FOSTER, J.E., GREER, J., and E. THORBECKE. (1984): “A Class of Decomposable Poverty Indices”, Econometrica. 52: 761-6.
RAVALLION, M. (1996): “Issues in Measuring and Modelling Poverty”, Economic Journal. 106: 1328-1343.
RAVALLION, M. (1992): “Poverty Comparisons, A Guide to Concepts and Methods”, Living Standards Measurement Study, Working Paper 88, World Bank, Washington D.C.
SEN, A. (1976): “Poverty: An Ordinal Approach to Measurement”, Econometrica 44: 219-231.
Suggestions on applied research on the topic:
There is a huge literature of empirical application of unidimensional inequality and poverty measures to different countries and regions.
The World Bank has produced a lot of applied research on these topics. The most common measures such as the FGT Indices as well as the Gini Coefficient are periodically estimated and released through the World Development Indicators. There is also a big amount of World Bank Policy Research Working Papers done on specific countries. Two recent World Bank Development Reports are worth noting: the World Development Report 2000/2001, Attacking Poverty: Opportunities, Empowerment and Security and the World Development Report 2006: Equity and Development. For all these information please visit the World Bank website. These documents can be found either on ‘Data and Research’ or on ‘Publications’.
Examples of applications of inequality and poverty measurement to specific cases include:

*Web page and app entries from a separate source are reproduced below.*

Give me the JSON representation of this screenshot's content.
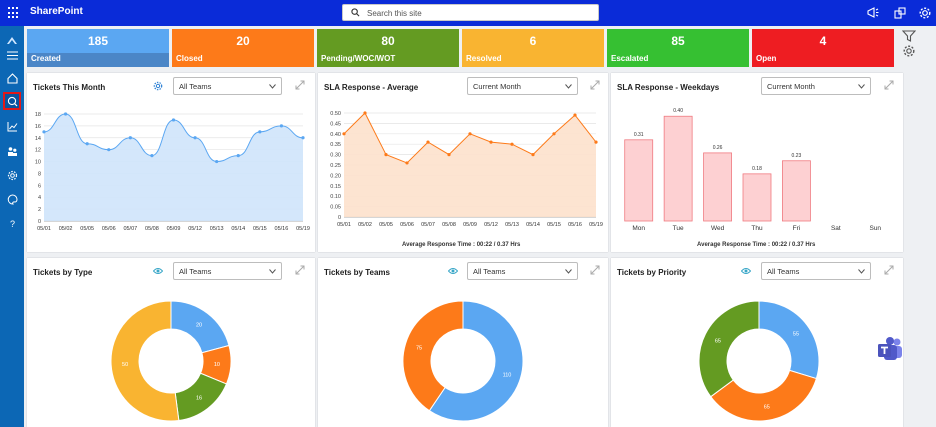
{
  "app": {
    "title": "SharePoint"
  },
  "search": {
    "placeholder": "Search this site"
  },
  "tiles": [
    {
      "value": "185",
      "label": "Created",
      "color": "#5ba7f2",
      "bar": "#4b86c7"
    },
    {
      "value": "20",
      "label": "Closed",
      "color": "#fd7a19",
      "bar": "#fd7a19"
    },
    {
      "value": "80",
      "label": "Pending/WOC/WOT",
      "color": "#649b22",
      "bar": "#649b22"
    },
    {
      "value": "6",
      "label": "Resolved",
      "color": "#f9b431",
      "bar": "#f9b431"
    },
    {
      "value": "85",
      "label": "Escalated",
      "color": "#36c032",
      "bar": "#36c032"
    },
    {
      "value": "4",
      "label": "Open",
      "color": "#ee1d22",
      "bar": "#ee1d22"
    }
  ],
  "panels": {
    "tickets_month": {
      "title": "Tickets This Month",
      "dropdown": "All Teams"
    },
    "sla_avg": {
      "title": "SLA Response - Average",
      "dropdown": "Current Month",
      "caption": "Average Response Time : 00:22 / 0.37 Hrs"
    },
    "sla_week": {
      "title": "SLA Response - Weekdays",
      "dropdown": "Current Month",
      "caption": "Average Response Time : 00:22 / 0.37 Hrs"
    },
    "by_type": {
      "title": "Tickets by Type",
      "dropdown": "All Teams"
    },
    "by_teams": {
      "title": "Tickets by Teams",
      "dropdown": "All Teams"
    },
    "by_priority": {
      "title": "Tickets by Priority",
      "dropdown": "All Teams"
    }
  },
  "chart_data": [
    {
      "type": "area",
      "title": "Tickets This Month",
      "x": [
        "05/01",
        "05/02",
        "05/05",
        "05/06",
        "05/07",
        "05/08",
        "05/09",
        "05/12",
        "05/13",
        "05/14",
        "05/15",
        "05/16",
        "05/19"
      ],
      "values": [
        15,
        18,
        13,
        12,
        14,
        11,
        17,
        14,
        10,
        11,
        15,
        16,
        14
      ],
      "ylim": [
        0,
        18
      ],
      "yticks": [
        0,
        2,
        4,
        6,
        8,
        10,
        12,
        14,
        16,
        18
      ],
      "color": "#5ba7f2",
      "grid": true
    },
    {
      "type": "area",
      "title": "SLA Response - Average",
      "x": [
        "05/01",
        "05/02",
        "05/05",
        "05/06",
        "05/07",
        "05/08",
        "05/09",
        "05/12",
        "05/13",
        "05/14",
        "05/15",
        "05/16",
        "05/19"
      ],
      "values": [
        0.4,
        0.5,
        0.3,
        0.26,
        0.36,
        0.3,
        0.4,
        0.36,
        0.35,
        0.3,
        0.4,
        0.49,
        0.36
      ],
      "ylim": [
        0,
        0.5
      ],
      "yticks": [
        "0",
        "0.05",
        "0.10",
        "0.15",
        "0.20",
        "0.25",
        "0.30",
        "0.35",
        "0.40",
        "0.45",
        "0.50"
      ],
      "color": "#fd7a19",
      "grid": true
    },
    {
      "type": "bar",
      "title": "SLA Response - Weekdays",
      "categories": [
        "Mon",
        "Tue",
        "Wed",
        "Thu",
        "Fri",
        "Sat",
        "Sun"
      ],
      "values": [
        0.31,
        0.4,
        0.26,
        0.18,
        0.23,
        null,
        null
      ],
      "data_labels": [
        "0.31",
        "0.40",
        "0.26",
        "0.18",
        "0.23",
        "",
        ""
      ],
      "ylim": [
        0,
        0.42
      ],
      "color": "#fdd0d2",
      "edge": "#f07a80"
    },
    {
      "type": "pie",
      "title": "Tickets by Type",
      "donut": true,
      "values": [
        20,
        10,
        16,
        50
      ],
      "labels": [
        "20",
        "10",
        "16",
        "50"
      ],
      "colors": [
        "#5ba7f2",
        "#fd7a19",
        "#649b22",
        "#f9b431"
      ]
    },
    {
      "type": "pie",
      "title": "Tickets by Teams",
      "donut": true,
      "values": [
        110,
        75
      ],
      "labels": [
        "110",
        "75"
      ],
      "colors": [
        "#5ba7f2",
        "#fd7a19"
      ]
    },
    {
      "type": "pie",
      "title": "Tickets by Priority",
      "donut": true,
      "values": [
        55,
        65,
        65
      ],
      "labels": [
        "55",
        "65",
        "65"
      ],
      "colors": [
        "#5ba7f2",
        "#fd7a19",
        "#649b22"
      ]
    }
  ]
}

ARIMAH, B. (2004): “Poverty Reduction and Human Development in Africa”, Journal of Human Development. 5: 399-415.
BOROOAH, V. K., GUSTAFSSON, B. and SHI, L. (2006): “China and India: Income Inequality and Poverty North and South of the Hymalayas”, Journal of Asian Economics. 17: 797-817.
DEATON, A. and DREZE, J. (2002): “Poverty and Inequality in India: A Re- Examination”, Economic and Political Weekly. September 7, 2002.
DERCON, S. and KRISHNAN, P. (1998): “Changes in Poverty in Rural Ethiopia 1989-1995: Measurement, Robustness Tests and Decomposition”, Working Paper 98-7, Centre for the Study of African Economies, Institute of Economics and Statistics, University of Oxford.
OZLER, B. (2007): “Not separate, Not Equal: Poverty and Inequality in Post- Apartheid South Africa”, Economic Development and Cultural Change. 55: 487-529.
SZEKELY, M. and HILGERT, M. (1999): “What’s Behind the Inequality We Measure: An Investigation Using Latin American Data”, Research Working Paper 409, Inter American Development Bank (IADB).
SZÉKELY, M., LUSTIG, N., MEJÍA, C., José, A. and M. CUMPA. (2000): “Do We Know How Much Poverty There Is?”, Research Working Paper No. 437, Inter American Development Bank (IADB).
You can estimate poverty and inequality measures and other distributional analysis tools using Stata by writing your own do-files (short programs that allow you to perform the estimations you choose). We will be practicing this during the summer school. There are also ado files that you can download and run as commands in Stata. These are programs that other people have written to compute different things and made available on line. However, there are other useful software tools that are worth mentioning: You can replicate the poverty estimates with an interactive computational tool available at the World Bank website called Pvocal. This tool only works with macro data.
For estimations using micro-data, there are two -free downloadable- packages: DAD and DASP. Both are specifically designed for distributional analysis. They allow you to compute the most popular indices and curves for the analysis of poverty, inequality and social welfare. DASP has some advantages over DAD in terms of the maximal number of variables it can deal with and in supporting missing values.
Additional useful explanatory references are:
ABDELKRIM, A. (2006) “DASP, Distributive Analysis Stata Package” (PPT)
ZHANG, Q. (2003) “DAD, an Innovative Tool for Income Distribution Analysis”, Journal of Economic Inequality. 1: 281–284.